Old Spice has always championed confidence for young people. And building confidence also involves having access to academic resources and a community of support.
That’s where Former Philadelphia Eagle Malcolm Jenkins comes in. The three-time Pro Bowl safety and two-time Super Bowl Champion went back to class with Old Spice and Walmart to surprise students and inspire change in underserved communities through the Malcolm Jenkins Foundation.
Jenkins visited Simon Gratz High School as part of the Old Spice School of Swagger initiative, according to the Philadelphia Eagles’ Gabriella DiGiovanni.
The School of Swagger is a 10-year mission to help increase high school graduation rates by 10 percent.
Experts say that confidence is the best predictor of achievement in both mathematics and English, is related to both cognitive and self-belief measures and is among the best-known predictors of success. Old Spice believes that the rate of high school student dropouts can be lowered by working to build confidence and create lasting, positive and impactful personal and academic relationships through mentorship.
The 13-year NFL veteran said that mentorship and people investing in him throughout his life allowed him to dream big, pursue his passions and chase after whatever brought purpose to his life.
"That's where we meet these kids right now," Jenkins told the Eagles’ DiGiovanni. "At that place where they need encouragers, they need people with vision to speak life into them, to show them things about themselves that they might not know yet, skills that they have that they don't know that they can monetize or live off of – all of that's important in development and hopefully we're doing that through this program."
Old Spice School of Swagger is all about understanding the unique needs and identities of young people, bring communities together to support those needs, and work with partners to sustain resources in those communities for long term impact.

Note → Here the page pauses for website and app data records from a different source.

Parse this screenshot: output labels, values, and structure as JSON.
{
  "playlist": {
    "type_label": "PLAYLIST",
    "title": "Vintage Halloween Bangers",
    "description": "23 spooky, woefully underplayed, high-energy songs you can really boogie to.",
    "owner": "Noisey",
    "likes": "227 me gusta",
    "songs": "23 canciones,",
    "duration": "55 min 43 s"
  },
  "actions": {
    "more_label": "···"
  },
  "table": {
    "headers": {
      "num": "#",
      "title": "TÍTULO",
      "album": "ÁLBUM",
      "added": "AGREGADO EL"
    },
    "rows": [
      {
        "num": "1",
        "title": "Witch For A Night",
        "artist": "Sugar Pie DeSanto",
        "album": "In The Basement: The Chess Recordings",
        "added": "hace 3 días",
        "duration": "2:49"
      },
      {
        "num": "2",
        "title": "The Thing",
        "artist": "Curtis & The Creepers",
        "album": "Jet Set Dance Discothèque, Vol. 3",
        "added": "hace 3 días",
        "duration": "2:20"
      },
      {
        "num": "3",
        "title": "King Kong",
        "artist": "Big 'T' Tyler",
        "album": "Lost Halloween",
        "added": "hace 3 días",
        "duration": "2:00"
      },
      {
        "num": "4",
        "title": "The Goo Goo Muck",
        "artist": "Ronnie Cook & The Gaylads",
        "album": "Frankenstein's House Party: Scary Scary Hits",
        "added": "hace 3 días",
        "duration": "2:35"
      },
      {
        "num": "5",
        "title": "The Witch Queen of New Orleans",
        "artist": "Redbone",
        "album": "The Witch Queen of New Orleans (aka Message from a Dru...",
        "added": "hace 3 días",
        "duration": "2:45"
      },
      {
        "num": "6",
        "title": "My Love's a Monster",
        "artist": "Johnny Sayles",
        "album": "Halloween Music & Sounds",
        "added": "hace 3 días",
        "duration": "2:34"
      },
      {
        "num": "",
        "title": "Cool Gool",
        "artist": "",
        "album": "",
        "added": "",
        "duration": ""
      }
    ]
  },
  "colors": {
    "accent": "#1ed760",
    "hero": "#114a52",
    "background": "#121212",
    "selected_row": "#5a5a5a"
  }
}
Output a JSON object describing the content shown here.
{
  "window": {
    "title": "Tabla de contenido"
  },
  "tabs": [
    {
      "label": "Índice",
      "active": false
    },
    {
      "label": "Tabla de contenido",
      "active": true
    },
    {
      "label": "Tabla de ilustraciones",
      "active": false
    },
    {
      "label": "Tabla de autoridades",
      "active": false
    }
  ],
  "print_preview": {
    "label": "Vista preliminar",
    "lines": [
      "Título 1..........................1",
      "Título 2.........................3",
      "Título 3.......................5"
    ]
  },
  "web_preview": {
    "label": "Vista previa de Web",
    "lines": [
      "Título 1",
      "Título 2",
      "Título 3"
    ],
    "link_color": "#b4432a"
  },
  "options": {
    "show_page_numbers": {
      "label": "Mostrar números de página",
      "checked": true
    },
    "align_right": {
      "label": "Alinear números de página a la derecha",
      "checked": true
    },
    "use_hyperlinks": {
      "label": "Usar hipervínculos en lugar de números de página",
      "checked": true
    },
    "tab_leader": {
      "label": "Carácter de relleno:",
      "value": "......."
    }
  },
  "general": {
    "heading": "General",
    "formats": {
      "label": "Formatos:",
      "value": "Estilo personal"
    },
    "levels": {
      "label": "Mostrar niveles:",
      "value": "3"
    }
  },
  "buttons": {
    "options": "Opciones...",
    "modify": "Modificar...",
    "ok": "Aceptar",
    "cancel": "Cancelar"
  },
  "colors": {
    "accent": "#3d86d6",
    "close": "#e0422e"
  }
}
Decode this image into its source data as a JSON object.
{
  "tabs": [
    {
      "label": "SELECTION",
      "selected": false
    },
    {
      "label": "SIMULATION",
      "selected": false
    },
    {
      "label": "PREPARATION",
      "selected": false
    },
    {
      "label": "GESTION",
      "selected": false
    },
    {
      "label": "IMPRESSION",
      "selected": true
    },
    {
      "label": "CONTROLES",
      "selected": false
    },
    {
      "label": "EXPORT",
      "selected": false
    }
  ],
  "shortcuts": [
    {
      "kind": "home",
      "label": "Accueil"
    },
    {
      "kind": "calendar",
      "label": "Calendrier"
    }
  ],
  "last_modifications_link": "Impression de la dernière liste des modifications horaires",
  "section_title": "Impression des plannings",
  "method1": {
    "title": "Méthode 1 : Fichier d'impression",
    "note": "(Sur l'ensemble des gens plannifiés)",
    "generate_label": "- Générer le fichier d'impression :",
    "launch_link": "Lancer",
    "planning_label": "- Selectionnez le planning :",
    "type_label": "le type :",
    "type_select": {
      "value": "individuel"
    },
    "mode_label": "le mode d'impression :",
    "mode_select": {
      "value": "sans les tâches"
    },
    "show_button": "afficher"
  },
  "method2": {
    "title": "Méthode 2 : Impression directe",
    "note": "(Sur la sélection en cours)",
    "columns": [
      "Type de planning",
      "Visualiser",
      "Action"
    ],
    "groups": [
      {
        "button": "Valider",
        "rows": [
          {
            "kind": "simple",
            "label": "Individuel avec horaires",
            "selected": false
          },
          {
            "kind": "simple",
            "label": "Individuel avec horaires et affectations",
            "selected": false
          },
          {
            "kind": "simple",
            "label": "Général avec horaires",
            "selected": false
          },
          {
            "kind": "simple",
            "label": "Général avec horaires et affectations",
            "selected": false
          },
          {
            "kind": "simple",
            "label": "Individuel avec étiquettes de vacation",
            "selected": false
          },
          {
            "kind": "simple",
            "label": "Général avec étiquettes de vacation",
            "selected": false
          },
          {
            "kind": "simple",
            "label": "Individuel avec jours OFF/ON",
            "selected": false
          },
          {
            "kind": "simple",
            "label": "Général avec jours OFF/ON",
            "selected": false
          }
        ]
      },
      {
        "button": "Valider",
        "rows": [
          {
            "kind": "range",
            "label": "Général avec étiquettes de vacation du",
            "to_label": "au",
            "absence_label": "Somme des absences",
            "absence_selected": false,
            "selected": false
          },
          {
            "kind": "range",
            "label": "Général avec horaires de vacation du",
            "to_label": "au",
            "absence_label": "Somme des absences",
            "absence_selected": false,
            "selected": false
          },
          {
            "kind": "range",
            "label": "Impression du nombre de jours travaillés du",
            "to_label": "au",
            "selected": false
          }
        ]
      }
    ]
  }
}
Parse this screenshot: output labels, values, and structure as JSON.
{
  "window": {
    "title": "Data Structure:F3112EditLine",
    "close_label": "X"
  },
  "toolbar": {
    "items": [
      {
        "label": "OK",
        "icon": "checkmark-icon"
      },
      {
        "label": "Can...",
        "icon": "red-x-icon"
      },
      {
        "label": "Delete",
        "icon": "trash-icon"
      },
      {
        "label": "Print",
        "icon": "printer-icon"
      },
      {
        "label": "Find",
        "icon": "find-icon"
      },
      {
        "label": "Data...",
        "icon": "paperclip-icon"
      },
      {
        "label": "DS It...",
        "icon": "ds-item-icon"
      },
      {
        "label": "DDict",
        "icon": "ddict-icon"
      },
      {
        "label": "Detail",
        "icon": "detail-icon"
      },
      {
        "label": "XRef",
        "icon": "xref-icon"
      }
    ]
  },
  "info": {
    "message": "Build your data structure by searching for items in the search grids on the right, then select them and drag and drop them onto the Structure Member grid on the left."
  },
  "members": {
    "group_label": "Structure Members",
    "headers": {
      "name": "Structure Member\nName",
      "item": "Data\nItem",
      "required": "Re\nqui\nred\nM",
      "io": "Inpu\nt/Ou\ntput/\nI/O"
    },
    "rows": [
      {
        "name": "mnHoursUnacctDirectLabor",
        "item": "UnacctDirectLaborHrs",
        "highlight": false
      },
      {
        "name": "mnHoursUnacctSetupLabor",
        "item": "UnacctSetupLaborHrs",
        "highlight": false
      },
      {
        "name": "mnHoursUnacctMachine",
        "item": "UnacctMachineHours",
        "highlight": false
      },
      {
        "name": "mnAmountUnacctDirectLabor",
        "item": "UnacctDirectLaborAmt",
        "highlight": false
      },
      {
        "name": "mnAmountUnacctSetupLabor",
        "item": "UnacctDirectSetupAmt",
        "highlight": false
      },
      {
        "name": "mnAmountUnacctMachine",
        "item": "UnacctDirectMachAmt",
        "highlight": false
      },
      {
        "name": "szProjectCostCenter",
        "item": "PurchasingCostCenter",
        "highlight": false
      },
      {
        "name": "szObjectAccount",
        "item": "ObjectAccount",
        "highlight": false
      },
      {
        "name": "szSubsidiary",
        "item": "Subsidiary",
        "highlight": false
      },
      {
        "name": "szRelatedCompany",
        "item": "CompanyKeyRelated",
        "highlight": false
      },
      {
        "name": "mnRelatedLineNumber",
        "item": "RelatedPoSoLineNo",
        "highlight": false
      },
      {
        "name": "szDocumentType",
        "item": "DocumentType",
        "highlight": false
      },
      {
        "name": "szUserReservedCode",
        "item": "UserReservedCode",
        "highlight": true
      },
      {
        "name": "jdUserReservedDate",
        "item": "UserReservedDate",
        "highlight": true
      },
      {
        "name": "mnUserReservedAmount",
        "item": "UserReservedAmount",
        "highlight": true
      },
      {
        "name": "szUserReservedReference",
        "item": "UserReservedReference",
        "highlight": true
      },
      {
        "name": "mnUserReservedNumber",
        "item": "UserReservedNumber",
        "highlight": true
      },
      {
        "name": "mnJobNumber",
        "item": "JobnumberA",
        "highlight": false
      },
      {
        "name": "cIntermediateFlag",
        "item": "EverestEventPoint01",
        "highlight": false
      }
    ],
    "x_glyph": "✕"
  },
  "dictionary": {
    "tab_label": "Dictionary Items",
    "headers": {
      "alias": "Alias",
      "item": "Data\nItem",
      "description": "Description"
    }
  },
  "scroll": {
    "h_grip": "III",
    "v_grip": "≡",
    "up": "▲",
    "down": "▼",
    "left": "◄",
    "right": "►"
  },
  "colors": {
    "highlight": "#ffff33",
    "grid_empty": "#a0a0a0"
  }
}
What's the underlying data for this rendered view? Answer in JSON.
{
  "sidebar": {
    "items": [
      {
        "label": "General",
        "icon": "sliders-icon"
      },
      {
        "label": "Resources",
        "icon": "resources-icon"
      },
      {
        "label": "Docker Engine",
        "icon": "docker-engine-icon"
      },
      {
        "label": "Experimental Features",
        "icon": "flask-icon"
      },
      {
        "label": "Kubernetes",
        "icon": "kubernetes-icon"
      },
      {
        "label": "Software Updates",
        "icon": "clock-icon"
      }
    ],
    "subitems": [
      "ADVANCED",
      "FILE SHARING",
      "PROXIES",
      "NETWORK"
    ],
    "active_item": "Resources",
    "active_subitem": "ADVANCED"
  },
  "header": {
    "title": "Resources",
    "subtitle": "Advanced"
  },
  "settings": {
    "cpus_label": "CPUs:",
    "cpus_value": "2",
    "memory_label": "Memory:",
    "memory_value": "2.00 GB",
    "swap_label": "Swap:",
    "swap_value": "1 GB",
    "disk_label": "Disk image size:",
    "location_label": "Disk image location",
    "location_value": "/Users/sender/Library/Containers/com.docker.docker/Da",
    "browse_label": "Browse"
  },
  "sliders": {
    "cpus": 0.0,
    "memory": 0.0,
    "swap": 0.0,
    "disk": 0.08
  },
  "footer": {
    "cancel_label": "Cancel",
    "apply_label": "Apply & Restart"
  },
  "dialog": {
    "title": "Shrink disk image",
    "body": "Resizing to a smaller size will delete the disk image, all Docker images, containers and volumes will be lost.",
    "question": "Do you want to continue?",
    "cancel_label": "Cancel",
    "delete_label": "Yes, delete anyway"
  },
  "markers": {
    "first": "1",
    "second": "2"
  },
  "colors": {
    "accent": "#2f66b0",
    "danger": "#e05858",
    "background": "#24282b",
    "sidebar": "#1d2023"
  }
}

Learn more.
School of Swagger: Old Spice, Walmart and Rich Paul Honor First Graduating Class
On June 10, Old Spice’s “School of Swagger” celebrated its first graduating class with a commencement event in Chicago. A week later, Old Spice held another graduation ceremony in its hometown, Cincinnati. Graduates in local mentorship programs, participating mentors and family members attended the ceremony, where they heard from Rich Paul, Klutch Sports Group’s CEO and the program’s inaugural keynote speaker.
The School of Swagger, launched by Old Spice and Walmart, is a program committed to ensuring no student drops out of high school due to a lack of confidence by creating positive personal and academic relationships through mentorship. Studies show young people with a formal mentor relationship are 95% more likely to stay on track to graduate high school, yet only 1 in 3 American students have a mentor today.1 Building on the brand’s 10-year goal of increasing high school graduation rates by 10 percent, Old Spice has focused on pairing adult mentors of all ages with young people across the nation, providing them with resources, materials and support to connect with and inspire their mentee.
“People just want to know that you care about them. It’s good to know that people actually want to see you do better,” said Paul. “Consistency, support and mentorship are the keys to helping young people see a future of unlimited possibilities for themselves beyond high school. The Old Spice ‘School of Swagger’ can help connect students in underserved communities with more people, programs and career paths that will inspire them to dream big.”
At a time when students were feeling more disconnected than ever because of the pandemic,2 Old Spice and Walmart teamed up with America’s Promise Alliance, Big Brothers Big Sisters of America and C.H.A.M.P.S. Male Mentoring Program, to help achieve their 2030 goal.
Old Spice has always championed confidence. And building confidence also involves having access to academic resources and a community of support. In fact, young people with a formal mentor relationship are 130% more likely to hold leadership positions.3
“That’s why Old Spice is on a mission to help motivate high school students and inspire the next class of creatives, entrepreneurs, scientists, technologists, and community leaders with a national call for mentors who can help showcase opportunities across a wide spectrum of professional disciplines,” said Matt Krehbiel, Old Spice Vice President.
Interested in becoming a mentor? Click here.
1,3 Mentor.org (2019) The Mentoring Effect: Young People’s Perspectives on the Outcomes and Availability of Mentoring, 2019.
2 America’s Promise Alliance (2020) What Drives Learning: Young People’s Perspectives on the Importance of Relationships, Belonging, and Agency.